» **Work order**: Give each entry back by retyping it exactly as written.

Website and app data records
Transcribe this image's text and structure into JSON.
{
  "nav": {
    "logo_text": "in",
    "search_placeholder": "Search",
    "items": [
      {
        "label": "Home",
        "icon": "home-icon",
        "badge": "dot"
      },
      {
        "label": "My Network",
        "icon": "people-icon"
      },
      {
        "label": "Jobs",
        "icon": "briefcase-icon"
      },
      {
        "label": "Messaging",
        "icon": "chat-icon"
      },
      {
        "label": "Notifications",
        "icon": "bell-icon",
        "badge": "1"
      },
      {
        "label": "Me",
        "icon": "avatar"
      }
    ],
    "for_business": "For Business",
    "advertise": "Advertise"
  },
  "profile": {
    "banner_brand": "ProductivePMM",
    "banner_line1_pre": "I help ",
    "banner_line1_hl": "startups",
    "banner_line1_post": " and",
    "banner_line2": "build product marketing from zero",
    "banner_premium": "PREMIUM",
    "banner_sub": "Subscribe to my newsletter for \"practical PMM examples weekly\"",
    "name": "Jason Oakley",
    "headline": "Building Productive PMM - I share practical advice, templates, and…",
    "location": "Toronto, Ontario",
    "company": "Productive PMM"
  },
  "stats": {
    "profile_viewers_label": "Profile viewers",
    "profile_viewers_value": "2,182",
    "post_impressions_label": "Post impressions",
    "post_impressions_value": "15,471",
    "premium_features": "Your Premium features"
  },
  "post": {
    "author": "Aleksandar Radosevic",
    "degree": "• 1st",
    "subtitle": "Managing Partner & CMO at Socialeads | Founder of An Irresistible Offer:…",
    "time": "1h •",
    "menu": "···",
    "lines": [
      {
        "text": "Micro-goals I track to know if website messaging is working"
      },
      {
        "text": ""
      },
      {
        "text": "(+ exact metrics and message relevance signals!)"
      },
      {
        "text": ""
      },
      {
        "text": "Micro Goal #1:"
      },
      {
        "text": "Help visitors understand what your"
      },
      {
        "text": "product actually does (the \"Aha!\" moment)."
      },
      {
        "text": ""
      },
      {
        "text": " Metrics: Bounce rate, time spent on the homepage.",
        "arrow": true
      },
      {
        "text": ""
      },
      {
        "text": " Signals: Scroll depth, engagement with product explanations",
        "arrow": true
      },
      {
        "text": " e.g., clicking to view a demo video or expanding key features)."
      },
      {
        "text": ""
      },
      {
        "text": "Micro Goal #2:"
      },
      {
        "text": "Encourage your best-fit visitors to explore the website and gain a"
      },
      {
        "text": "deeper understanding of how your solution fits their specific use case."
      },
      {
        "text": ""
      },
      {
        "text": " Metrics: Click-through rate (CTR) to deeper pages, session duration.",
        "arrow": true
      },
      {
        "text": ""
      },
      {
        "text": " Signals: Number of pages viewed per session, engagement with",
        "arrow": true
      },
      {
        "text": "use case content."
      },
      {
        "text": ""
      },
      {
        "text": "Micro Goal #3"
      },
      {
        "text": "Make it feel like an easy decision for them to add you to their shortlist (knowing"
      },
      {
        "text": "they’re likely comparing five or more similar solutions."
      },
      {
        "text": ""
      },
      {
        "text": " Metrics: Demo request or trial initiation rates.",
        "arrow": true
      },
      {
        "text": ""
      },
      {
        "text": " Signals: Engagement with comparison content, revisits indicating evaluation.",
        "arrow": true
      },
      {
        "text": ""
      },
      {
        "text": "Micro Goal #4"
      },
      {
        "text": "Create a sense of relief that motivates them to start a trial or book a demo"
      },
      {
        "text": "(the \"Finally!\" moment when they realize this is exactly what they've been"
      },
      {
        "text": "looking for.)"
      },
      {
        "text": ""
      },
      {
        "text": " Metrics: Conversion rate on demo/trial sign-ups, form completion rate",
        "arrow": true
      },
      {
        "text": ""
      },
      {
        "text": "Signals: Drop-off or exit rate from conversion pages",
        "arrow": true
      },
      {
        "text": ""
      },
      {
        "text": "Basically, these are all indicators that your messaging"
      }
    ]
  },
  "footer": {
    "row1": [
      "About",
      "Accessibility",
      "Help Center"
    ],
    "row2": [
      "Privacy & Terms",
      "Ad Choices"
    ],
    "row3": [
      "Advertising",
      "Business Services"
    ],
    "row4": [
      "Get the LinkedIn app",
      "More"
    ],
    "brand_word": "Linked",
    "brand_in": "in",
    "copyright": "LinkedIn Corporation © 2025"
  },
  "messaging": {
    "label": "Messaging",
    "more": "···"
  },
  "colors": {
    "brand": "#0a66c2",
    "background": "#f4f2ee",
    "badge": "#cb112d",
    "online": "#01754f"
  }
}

» **Solution for this task**:
Transcribe this image's text and structure into JSON.
{
  "nav": {
    "logo_text": "in",
    "search_placeholder": "Search",
    "items": [
      {
        "label": "Home",
        "icon": "home-icon",
        "badge": "dot"
      },
      {
        "label": "My Network",
        "icon": "people-icon"
      },
      {
        "label": "Jobs",
        "icon": "briefcase-icon"
      },
      {
        "label": "Messaging",
        "icon": "chat-icon"
      },
      {
        "label": "Notifications",
        "icon": "bell-icon",
        "badge": "1"
      },
      {
        "label": "Me",
        "icon": "avatar"
      }
    ],
    "for_business": "For Business",
    "advertise": "Advertise"
  },
  "profile": {
    "banner_brand": "ProductivePMM",
    "banner_line1_pre": "I help ",
    "banner_line1_hl": "startups",
    "banner_line1_post": " and",
    "banner_line2": "build product marketing from zero",
    "banner_premium": "PREMIUM",
    "banner_sub": "Subscribe to my newsletter for \"practical PMM examples weekly\"",
    "name": "Jason Oakley",
    "headline": "Building Productive PMM - I share practical advice, templates, and…",
    "location": "Toronto, Ontario",
    "company": "Productive PMM"
  },
  "stats": {
    "profile_viewers_label": "Profile viewers",
    "profile_viewers_value": "2,182",
    "post_impressions_label": "Post impressions",
    "post_impressions_value": "15,471",
    "premium_features": "Your Premium features"
  },
  "post": {
    "author": "Aleksandar Radosevic",
    "degree": "• 1st",
    "subtitle": "Managing Partner & CMO at Socialeads | Founder of An Irresistible Offer:…",
    "time": "1h •",
    "menu": "···",
    "lines": [
      {
        "text": "Micro-goals I track to know if website messaging is working"
      },
      {
        "text": ""
      },
      {
        "text": "(+ exact metrics and message relevance signals!)"
      },
      {
        "text": ""
      },
      {
        "text": "Micro Goal #1:"
      },
      {
        "text": "Help visitors understand what your"
      },
      {
        "text": "product actually does (the \"Aha!\" moment)."
      },
      {
        "text": ""
      },
      {
        "text": " Metrics: Bounce rate, time spent on the homepage.",
        "arrow": true
      },
      {
        "text": ""
      },
      {
        "text": " Signals: Scroll depth, engagement with product explanations",
        "arrow": true
      },
      {
        "text": " e.g., clicking to view a demo video or expanding key features)."
      },
      {
        "text": ""
      },
      {
        "text": "Micro Goal #2:"
      },
      {
        "text": "Encourage your best-fit visitors to explore the website and gain a"
      },
      {
        "text": "deeper understanding of how your solution fits their specific use case."
      },
      {
        "text": ""
      },
      {
        "text": " Metrics: Click-through rate (CTR) to deeper pages, session duration.",
        "arrow": true
      },
      {
        "text": ""
      },
      {
        "text": " Signals: Number of pages viewed per session, engagement with",
        "arrow": true
      },
      {
        "text": "use case content."
      },
      {
        "text": ""
      },
      {
        "text": "Micro Goal #3"
      },
      {
        "text": "Make it feel like an easy decision for them to add you to their shortlist (knowing"
      },
      {
        "text": "they’re likely comparing five or more similar solutions."
      },
      {
        "text": ""
      },
      {
        "text": " Metrics: Demo request or trial initiation rates.",
        "arrow": true
      },
      {
        "text": ""
      },
      {
        "text": " Signals: Engagement with comparison content, revisits indicating evaluation.",
        "arrow": true
      },
      {
        "text": ""
      },
      {
        "text": "Micro Goal #4"
      },
      {
        "text": "Create a sense of relief that motivates them to start a trial or book a demo"
      },
      {
        "text": "(the \"Finally!\" moment when they realize this is exactly what they've been"
      },
      {
        "text": "looking for.)"
      },
      {
        "text": ""
      },
      {
        "text": " Metrics: Conversion rate on demo/trial sign-ups, form completion rate",
        "arrow": true
      },
      {
        "text": ""
      },
      {
        "text": "Signals: Drop-off or exit rate from conversion pages",
        "arrow": true
      },
      {
        "text": ""
      },
      {
        "text": "Basically, these are all indicators that your messaging"
      }
    ]
  },
  "footer": {
    "row1": [
      "About",
      "Accessibility",
      "Help Center"
    ],
    "row2": [
      "Privacy & Terms",
      "Ad Choices"
    ],
    "row3": [
      "Advertising",
      "Business Services"
    ],
    "row4": [
      "Get the LinkedIn app",
      "More"
    ],
    "brand_word": "Linked",
    "brand_in": "in",
    "copyright": "LinkedIn Corporation © 2025"
  },
  "messaging": {
    "label": "Messaging",
    "more": "···"
  },
  "colors": {
    "brand": "#0a66c2",
    "background": "#f4f2ee",
    "badge": "#cb112d",
    "online": "#01754f"
  }
}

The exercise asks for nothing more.